3. Preheat the grill - High heat - at least 500 degrees - is key to great grilling. When using charcoal, hold your hand about six inches above the grate. After 3 seconds, the force of the heat should force you to snatch your hand away. When using a gas grill, preheat to high for 10-15 minutes.
4. Know when to baste - Oil, vinegar, citrus and yogurt bastes can be brushed on meat throughout cooking time. (If you baste with a marinade you used for raw meat or seafood, do not apply it during the last three minutes of cooking.) Apply sugar-based barbecue sauce toward the end of cooking time because it burns easily.
5. Keep it covered - When cooking larger cuts, such as prime rib, keep the grill tightly covered; every time you lift the lid, you add five to 10 minutes to the cooking time.
The steakhouse burger recipe allows you to "see" and control what's in your burgers instead of relying on the supermarket. Next week I'll share some of my favorite homemade grilling sauces and toppings, as well as a couple of never-fail dip recipes.
Tasty Steakhouse Burger
1-pound boneless chuck roast, round or short ribs
1 tablespoon Worcestershire sauce
1 teaspoon salt
½ teaspoon ground white pepper
4 hamburger buns

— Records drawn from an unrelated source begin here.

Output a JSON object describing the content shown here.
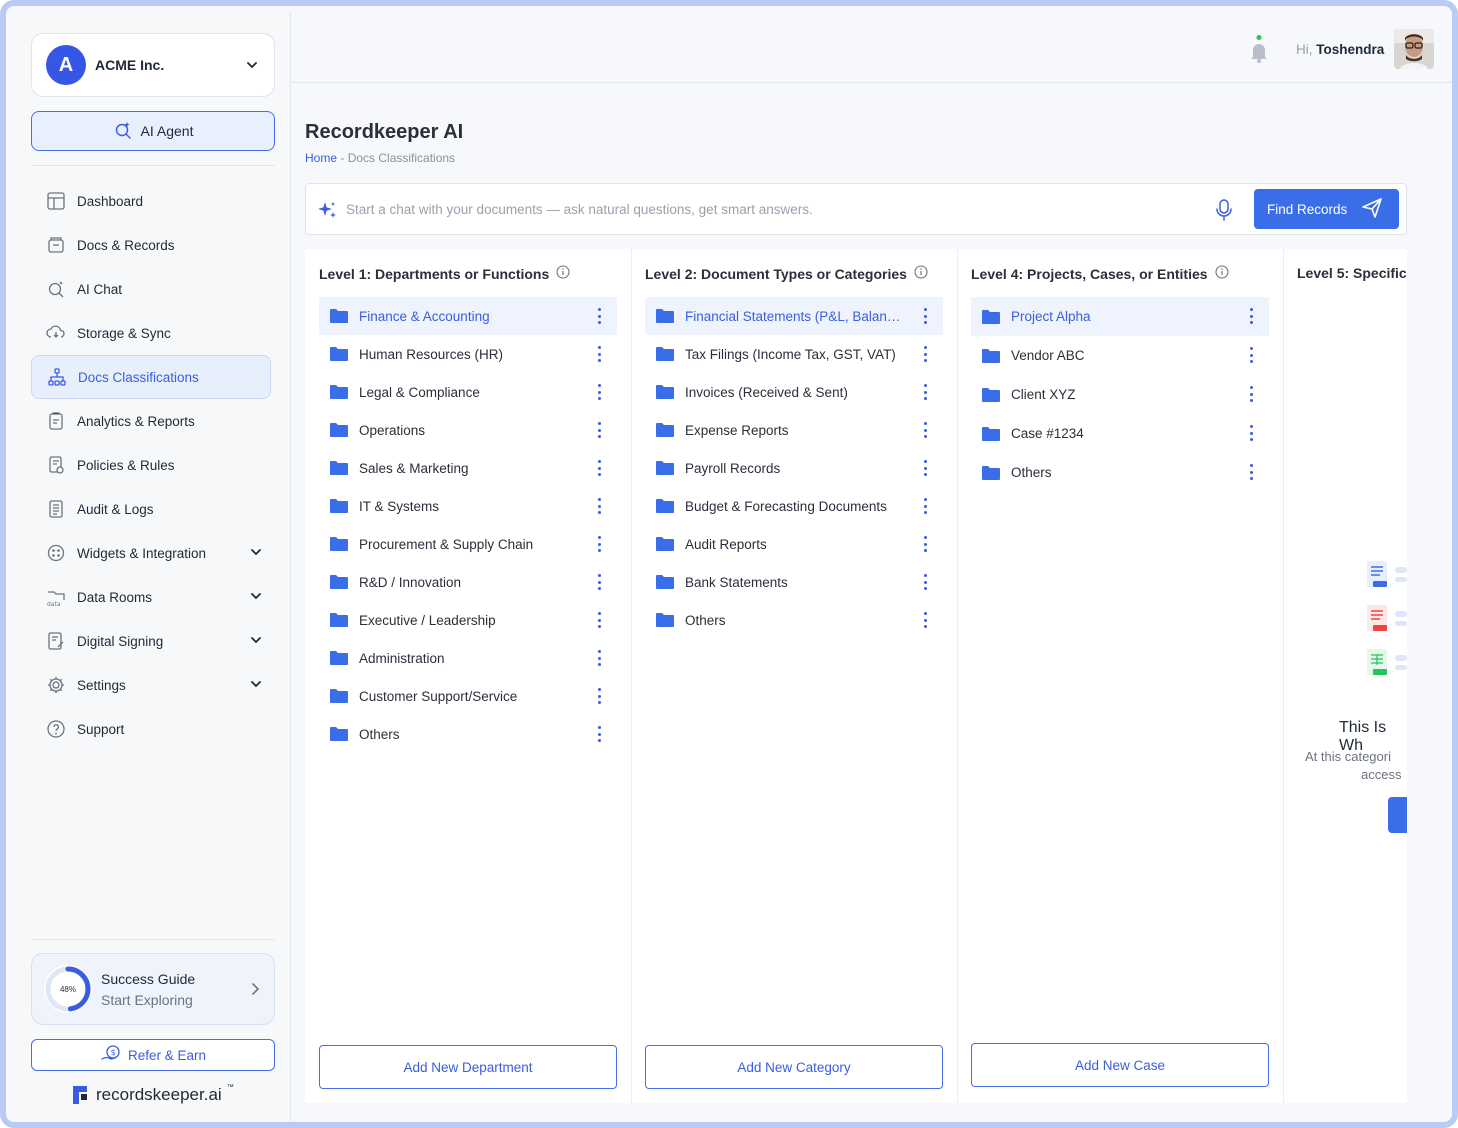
{
  "org": {
    "initial": "A",
    "name": "ACME Inc."
  },
  "ai_agent": {
    "label": "AI Agent"
  },
  "nav": [
    {
      "label": "Dashboard",
      "icon": "dashboard-icon"
    },
    {
      "label": "Docs & Records",
      "icon": "docs-icon"
    },
    {
      "label": "AI Chat",
      "icon": "ai-chat-icon"
    },
    {
      "label": "Storage & Sync",
      "icon": "cloud-sync-icon"
    },
    {
      "label": "Docs Classifications",
      "icon": "hierarchy-icon",
      "active": true
    },
    {
      "label": "Analytics & Reports",
      "icon": "clipboard-icon"
    },
    {
      "label": "Policies & Rules",
      "icon": "policy-icon"
    },
    {
      "label": "Audit & Logs",
      "icon": "list-icon"
    },
    {
      "label": "Widgets & Integration",
      "icon": "widgets-icon",
      "expandable": true
    },
    {
      "label": "Data Rooms",
      "icon": "data-folder-icon",
      "expandable": true
    },
    {
      "label": "Digital Signing",
      "icon": "signing-icon",
      "expandable": true
    },
    {
      "label": "Settings",
      "icon": "gear-icon",
      "expandable": true
    },
    {
      "label": "Support",
      "icon": "help-icon"
    }
  ],
  "success_guide": {
    "percent": "48%",
    "progress": 0.48,
    "title": "Success Guide",
    "subtitle": "Start Exploring"
  },
  "refer": {
    "label": "Refer & Earn"
  },
  "brand": {
    "name": "recordskeeper.ai",
    "tm": "™"
  },
  "header": {
    "greeting": "Hi,",
    "user": "Toshendra"
  },
  "page": {
    "title": "Recordkeeper AI",
    "breadcrumb_home": "Home",
    "breadcrumb_sep": " - ",
    "breadcrumb_current": "Docs Classifications"
  },
  "chat": {
    "placeholder": "Start a chat with your documents — ask natural questions, get smart answers.",
    "button": "Find Records"
  },
  "columns": [
    {
      "title": "Level 1: Departments or Functions",
      "items": [
        "Finance & Accounting",
        "Human Resources (HR)",
        "Legal & Compliance",
        "Operations",
        "Sales & Marketing",
        "IT & Systems",
        "Procurement & Supply Chain",
        "R&D / Innovation",
        "Executive / Leadership",
        "Administration",
        "Customer Support/Service",
        "Others"
      ],
      "active_index": 0,
      "add_label": "Add New Department"
    },
    {
      "title": "Level 2: Document Types or Categories",
      "items": [
        "Financial Statements (P&L, Balance Sheet)",
        "Tax Filings (Income Tax, GST, VAT)",
        "Invoices (Received & Sent)",
        "Expense Reports",
        "Payroll Records",
        "Budget & Forecasting Documents",
        "Audit Reports",
        "Bank Statements",
        "Others"
      ],
      "active_index": 0,
      "add_label": "Add New Category"
    },
    {
      "title": "Level 4: Projects, Cases, or Entities",
      "items": [
        "Project Alpha",
        "Vendor ABC",
        "Client XYZ",
        "Case #1234",
        "Others"
      ],
      "active_index": 0,
      "add_label": "Add New Case"
    },
    {
      "title": "Level 5: Specific",
      "empty_title": "This Is Wh",
      "empty_line1": "At this categori",
      "empty_line2": "access"
    }
  ],
  "colors": {
    "accent": "#3a5de0",
    "button": "#3a6ee8",
    "folder": "#3a6ee8",
    "frame": "#b9cbf5"
  }
}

Swiss cheese slices
2-3 tablespoons mayonnaise
2-3 tablespoons ketchup
2-3 tablespoons pickle relish
Preheat the grill to medium-high. Chop beef into 1-inch cubes, place on a plate, wrap in plastic wrap and chill for at least 30 minutes. Place half the beef in a food processor or blender. Pulse (do not continuously run the food processor) about 15 times. Season the meat with half the Worcestershire sauce, salt and pepper and pulse an additional 10-12 times, until meat is finely chopped but not overly fine. Remove and repeat process with remaining beef. Divide into four equal portions and shape into four patties.
Place the patties on the grill and cook until brown and cooked to your liking. Place a slice of cheese on each burger during last two minutes of cooking.
Place ketchup, mayonnaise and relish in a cleaned food processor or blender and pulse to combine. Spread on the buns, then add the burgers with lettuce and tomatoes.
Kara Kimbrough is a food and travel writer from Mississippi. Email her at email@example.com.